“He was the architect of the major social policy changes that took place in Canada in the mid 1960s,” said Rae, who once faced MacEachen as an NDP critic and later gained his support in his 2006 bid for leadership of the Liberal party.
Rae described MacEachen as both a left-leaning Liberal who was influenced by the co-operative movement founded by Rev. Moses Coady in Antigonish, N.S., and a pragmatist who aimed to make theory into reality.
It was largely MacEachen’s skill as a parliamentarian that helped defeat then-Tory prime minister Joe Clark in a non-confidence motion brought by Rae in 1979.
“He was instrumental in the coming back of Trudeau,” recalled Chretien in an interview.
Some of his legislation didn’t work out as well, particularly a post-1980 budget.
Trudeau’s memoirs recall MacEachen’s efforts as finance minister to bring in tax reform that closed a number of loopholes, and the resulting opposition.
“The outcry was such that MacEachen was forced to withdraw many of his measures,” wrote the former prime minister.
Chretien said that MacEachen survived setbacks with good humour, and in their frequent voyages together to Cape Breton he came to see a man beloved among his own people.
“We were talking politics like hockey players must talk about hockey. … Politics can be a lot of fun,” said the former prime minister.
The many politicians taught by MacEachen came to be part of his extended network, said John Young, a former leader of the Liberal Party in Nova Scotia who was his assistant in the early 1970s.
“He would sit you down and tell you, ‘Government has a purpose in society and that is to serve the public good,'” he recalled.
Born in Inverness on Cape Breton Island in 1921, MacEachen was first elected in 1953 in the Inverness-Richmond riding under Liberal prime minister Louis St. Laurent.
MacEachen won again in 1957, but lost his seat in 1958 before winning eight more elections, including the last five while representing Cape Breton-Highlands Canso.
He also served as deputy prime minister and was appointed to the Senate in 1984, where he remained until 1996.
MacEachen, who ran an unsuccessful campaign for the Liberal leadership in 1968, was named an Officer of the Order of Canada in 2008.
Young said that MacEachen was always acutely aware of the ordinary electors who put him in Parliament, and he spent his final years at his residence in Lake Ainslie, in Inverness County, and Antigonish, N.S.
“He’d say, ‘I don’t care how important you think you are in Ottawa.
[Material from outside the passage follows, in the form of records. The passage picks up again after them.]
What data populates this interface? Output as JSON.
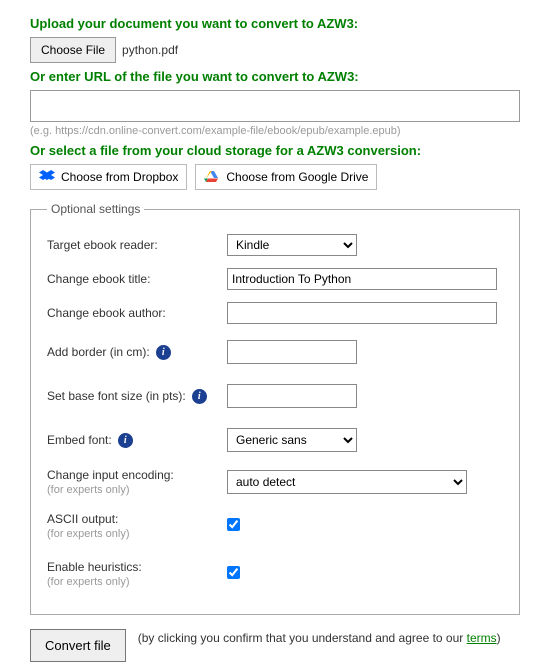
{
  "upload": {
    "heading": "Upload your document you want to convert to AZW3:",
    "choose_label": "Choose File",
    "file_name": "python.pdf"
  },
  "url": {
    "heading": "Or enter URL of the file you want to convert to AZW3:",
    "value": "",
    "hint": "(e.g. https://cdn.online-convert.com/example-file/ebook/epub/example.epub)"
  },
  "cloud": {
    "heading": "Or select a file from your cloud storage for a AZW3 conversion:",
    "dropbox_label": "Choose from Dropbox",
    "gdrive_label": "Choose from Google Drive"
  },
  "optional": {
    "legend": "Optional settings",
    "target_reader": {
      "label": "Target ebook reader:",
      "value": "Kindle"
    },
    "title": {
      "label": "Change ebook title:",
      "value": "Introduction To Python"
    },
    "author": {
      "label": "Change ebook author:",
      "value": ""
    },
    "border": {
      "label": "Add border (in cm):",
      "value": ""
    },
    "font_size": {
      "label": "Set base font size (in pts):",
      "value": ""
    },
    "embed_font": {
      "label": "Embed font:",
      "value": "Generic sans"
    },
    "encoding": {
      "label": "Change input encoding:",
      "sub": "(for experts only)",
      "value": "auto detect"
    },
    "ascii": {
      "label": "ASCII output:",
      "sub": "(for experts only)",
      "checked": true
    },
    "heuristics": {
      "label": "Enable heuristics:",
      "sub": "(for experts only)",
      "checked": true
    }
  },
  "footer": {
    "convert_label": "Convert file",
    "note_pre": "(by clicking you confirm that you understand and agree to our ",
    "terms": "terms",
    "note_post": ")"
  }
}
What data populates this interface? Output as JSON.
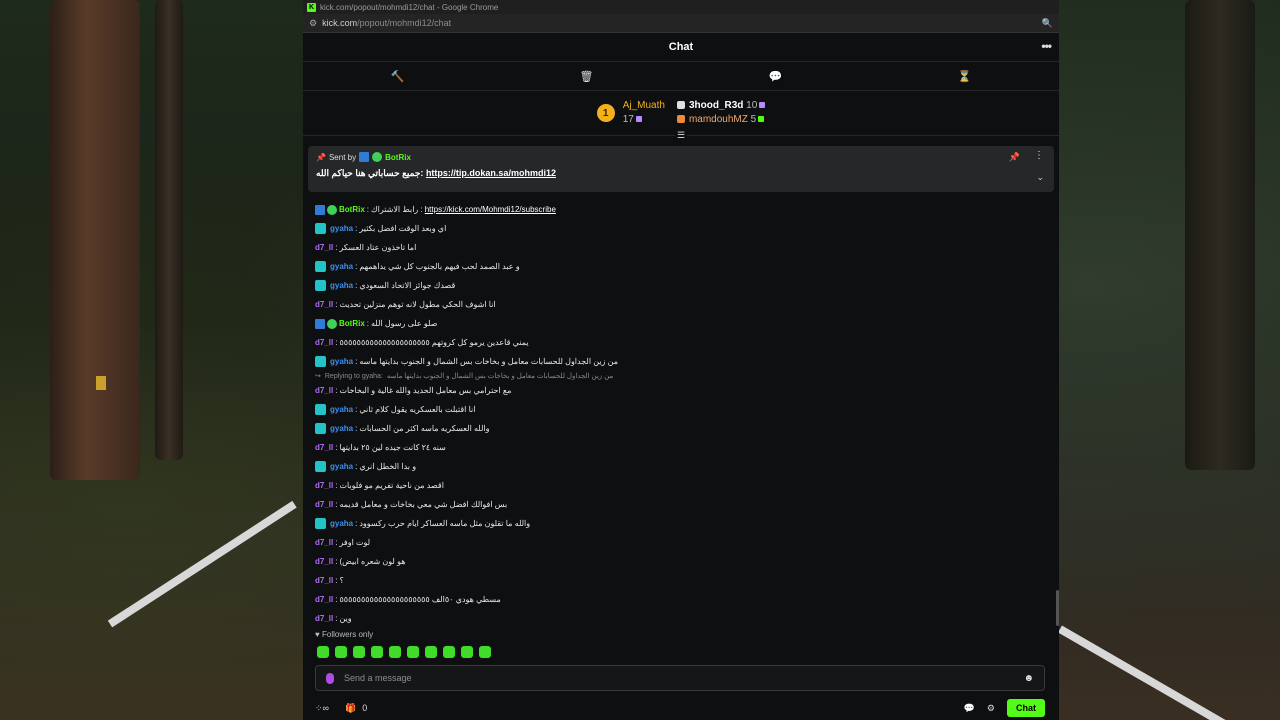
{
  "browser": {
    "title": "kick.com/popout/mohmdi12/chat - Google Chrome",
    "url_host": "kick.com",
    "url_path": "/popout/mohmdi12/chat"
  },
  "chat": {
    "header_title": "Chat",
    "leaderboard": [
      {
        "rank": "1",
        "name": "Aj_Muath",
        "count": "17"
      },
      {
        "name": "3hood_R3d",
        "count": "10"
      },
      {
        "name": "mamdouhMZ",
        "count": "5"
      }
    ],
    "pinned": {
      "sent_by_label": "Sent by",
      "user": "BotRix",
      "text": "جميع حساباتي هنا حياكم الله:",
      "link": "https://tip.dokan.sa/mohmdi12"
    },
    "messages": [
      {
        "user": "BotRix",
        "type": "bot",
        "text": "رابط الاشتراك :",
        "link": "https://kick.com/Mohmdi12/subscribe"
      },
      {
        "user": "gyaha",
        "type": "gy",
        "text": "اي وبعد الوقت افضل بكثير"
      },
      {
        "user": "d7_ll",
        "type": "d7",
        "text": "اما تاخذون عتاد العسكر"
      },
      {
        "user": "gyaha",
        "type": "gy",
        "text": "و عبد الصمد لحب فيهم بالجنوب كل شي يداهمهم"
      },
      {
        "user": "gyaha",
        "type": "gy",
        "text": "قصدك جوائز الاتحاد السعودي"
      },
      {
        "user": "d7_ll",
        "type": "d7",
        "text": "انا اشوف الحكي مطول لانه توهم منزلين تحديث"
      },
      {
        "user": "BotRix",
        "type": "bot",
        "text": "صلو على رسول الله"
      },
      {
        "user": "d7_ll",
        "type": "d7",
        "text": "يمني قاعدين يرمو كل كروتهم ٥٥٥٥٥٥٥٥٥٥٥٥٥٥٥٥٥٥٥٥٥"
      },
      {
        "user": "gyaha",
        "type": "gy",
        "text": "من زين الجداول للحسابات معامل و بخاخات بس الشمال و الجنوب بدايتها ماسه"
      },
      {
        "user": "d7_ll",
        "type": "d7",
        "reply": "Replying to gyaha:",
        "reply_text": "من زين الجداول للحسابات معامل و بخاخات بس الشمال و الجنوب بدايتها ماسه",
        "text": "مع احترامي بس معامل الحديد والله غالية و البخاخات"
      },
      {
        "user": "gyaha",
        "type": "gy",
        "text": "انا اقتبلت بالعسكريه يقول كلام ثاني"
      },
      {
        "user": "gyaha",
        "type": "gy",
        "text": "والله العسكريه ماسه اكثر من الحسابات"
      },
      {
        "user": "d7_ll",
        "type": "d7",
        "text": "سنه ٢٤ كانت جيده لين ٢٥ بدايتها"
      },
      {
        "user": "gyaha",
        "type": "gy",
        "text": "و بدا الخطل انري"
      },
      {
        "user": "d7_ll",
        "type": "d7",
        "text": "اقصد من ناحية تفريم مو فلوبات"
      },
      {
        "user": "d7_ll",
        "type": "d7",
        "text": "بس افوالك افضل شي معي بخاخات و معامل قديمه"
      },
      {
        "user": "gyaha",
        "type": "gy",
        "text": "والله ما تقلون مثل ماسه العساكر ايام حرب ركسوود"
      },
      {
        "user": "d7_ll",
        "type": "d7",
        "text": "لوت اوفر"
      },
      {
        "user": "d7_ll",
        "type": "d7",
        "text": "(هو لون شعره ابيض"
      },
      {
        "user": "d7_ll",
        "type": "d7",
        "text": "؟"
      },
      {
        "user": "d7_ll",
        "type": "d7",
        "text": "مسطي هودي ٥٠الف ٥٥٥٥٥٥٥٥٥٥٥٥٥٥٥٥٥٥٥٥٥"
      },
      {
        "user": "d7_ll",
        "type": "d7",
        "text": "وين"
      }
    ],
    "followers_only": "Followers only",
    "input_placeholder": "Send a message",
    "footer": {
      "count_label": "0",
      "chat_button": "Chat"
    }
  }
}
If your constituents don’t think you’re important to them, you won’t be here.'”
— Story by Michael Tutton in Halifax.